> WORK INSTRUCTIONS:
The answer consists solely of the data below, reproduced exactly.

> SOURCE DATA:
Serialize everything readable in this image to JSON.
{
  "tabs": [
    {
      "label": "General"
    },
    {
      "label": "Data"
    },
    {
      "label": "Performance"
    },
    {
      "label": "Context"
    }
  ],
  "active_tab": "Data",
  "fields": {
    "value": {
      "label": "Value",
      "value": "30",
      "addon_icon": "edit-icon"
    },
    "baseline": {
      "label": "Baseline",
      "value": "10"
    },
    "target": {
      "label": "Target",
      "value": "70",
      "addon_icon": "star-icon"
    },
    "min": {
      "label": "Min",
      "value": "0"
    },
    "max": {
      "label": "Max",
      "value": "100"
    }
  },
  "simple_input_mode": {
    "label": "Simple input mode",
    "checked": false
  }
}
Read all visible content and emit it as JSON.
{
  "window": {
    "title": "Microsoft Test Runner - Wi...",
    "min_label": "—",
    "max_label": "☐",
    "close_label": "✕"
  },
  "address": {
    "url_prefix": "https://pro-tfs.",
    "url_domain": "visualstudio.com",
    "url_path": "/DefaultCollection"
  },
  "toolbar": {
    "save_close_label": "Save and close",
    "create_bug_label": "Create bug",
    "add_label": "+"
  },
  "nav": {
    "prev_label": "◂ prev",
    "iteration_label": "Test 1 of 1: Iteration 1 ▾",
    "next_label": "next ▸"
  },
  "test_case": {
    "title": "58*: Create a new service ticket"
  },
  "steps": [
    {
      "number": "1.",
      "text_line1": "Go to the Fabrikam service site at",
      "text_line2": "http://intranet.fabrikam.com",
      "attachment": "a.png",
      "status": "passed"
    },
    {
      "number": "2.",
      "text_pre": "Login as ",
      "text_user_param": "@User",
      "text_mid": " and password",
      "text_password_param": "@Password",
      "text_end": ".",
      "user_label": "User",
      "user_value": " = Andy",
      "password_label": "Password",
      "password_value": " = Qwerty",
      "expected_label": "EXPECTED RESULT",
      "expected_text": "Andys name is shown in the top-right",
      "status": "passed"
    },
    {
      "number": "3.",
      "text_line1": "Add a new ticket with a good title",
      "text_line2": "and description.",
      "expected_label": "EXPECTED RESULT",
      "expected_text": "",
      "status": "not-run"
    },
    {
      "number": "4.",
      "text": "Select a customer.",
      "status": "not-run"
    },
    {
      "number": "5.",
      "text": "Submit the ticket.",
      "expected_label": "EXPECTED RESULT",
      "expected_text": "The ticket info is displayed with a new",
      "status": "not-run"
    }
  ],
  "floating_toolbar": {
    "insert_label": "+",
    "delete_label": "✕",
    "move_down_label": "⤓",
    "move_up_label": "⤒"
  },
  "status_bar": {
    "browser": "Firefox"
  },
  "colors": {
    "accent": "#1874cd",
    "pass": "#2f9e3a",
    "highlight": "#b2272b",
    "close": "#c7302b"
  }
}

> ANSWER TO THE PROBLEM:
Serialize everything readable in this image to JSON.
{
  "tabs": [
    {
      "label": "General"
    },
    {
      "label": "Data"
    },
    {
      "label": "Performance"
    },
    {
      "label": "Context"
    }
  ],
  "active_tab": "Data",
  "fields": {
    "value": {
      "label": "Value",
      "value": "30",
      "addon_icon": "edit-icon"
    },
    "baseline": {
      "label": "Baseline",
      "value": "10"
    },
    "target": {
      "label": "Target",
      "value": "70",
      "addon_icon": "star-icon"
    },
    "min": {
      "label": "Min",
      "value": "0"
    },
    "max": {
      "label": "Max",
      "value": "100"
    }
  },
  "simple_input_mode": {
    "label": "Simple input mode",
    "checked": false
  }
}
Read all visible content and emit it as JSON.
{
  "window": {
    "title": "Microsoft Test Runner - Wi...",
    "min_label": "—",
    "max_label": "☐",
    "close_label": "✕"
  },
  "address": {
    "url_prefix": "https://pro-tfs.",
    "url_domain": "visualstudio.com",
    "url_path": "/DefaultCollection"
  },
  "toolbar": {
    "save_close_label": "Save and close",
    "create_bug_label": "Create bug",
    "add_label": "+"
  },
  "nav": {
    "prev_label": "◂ prev",
    "iteration_label": "Test 1 of 1: Iteration 1 ▾",
    "next_label": "next ▸"
  },
  "test_case": {
    "title": "58*: Create a new service ticket"
  },
  "steps": [
    {
      "number": "1.",
      "text_line1": "Go to the Fabrikam service site at",
      "text_line2": "http://intranet.fabrikam.com",
      "attachment": "a.png",
      "status": "passed"
    },
    {
      "number": "2.",
      "text_pre": "Login as ",
      "text_user_param": "@User",
      "text_mid": " and password",
      "text_password_param": "@Password",
      "text_end": ".",
      "user_label": "User",
      "user_value": " = Andy",
      "password_label": "Password",
      "password_value": " = Qwerty",
      "expected_label": "EXPECTED RESULT",
      "expected_text": "Andys name is shown in the top-right",
      "status": "passed"
    },
    {
      "number": "3.",
      "text_line1": "Add a new ticket with a good title",
      "text_line2": "and description.",
      "expected_label": "EXPECTED RESULT",
      "expected_text": "",
      "status": "not-run"
    },
    {
      "number": "4.",
      "text": "Select a customer.",
      "status": "not-run"
    },
    {
      "number": "5.",
      "text": "Submit the ticket.",
      "expected_label": "EXPECTED RESULT",
      "expected_text": "The ticket info is displayed with a new",
      "status": "not-run"
    }
  ],
  "floating_toolbar": {
    "insert_label": "+",
    "delete_label": "✕",
    "move_down_label": "⤓",
    "move_up_label": "⤒"
  },
  "status_bar": {
    "browser": "Firefox"
  },
  "colors": {
    "accent": "#1874cd",
    "pass": "#2f9e3a",
    "highlight": "#b2272b",
    "close": "#c7302b"
  }
}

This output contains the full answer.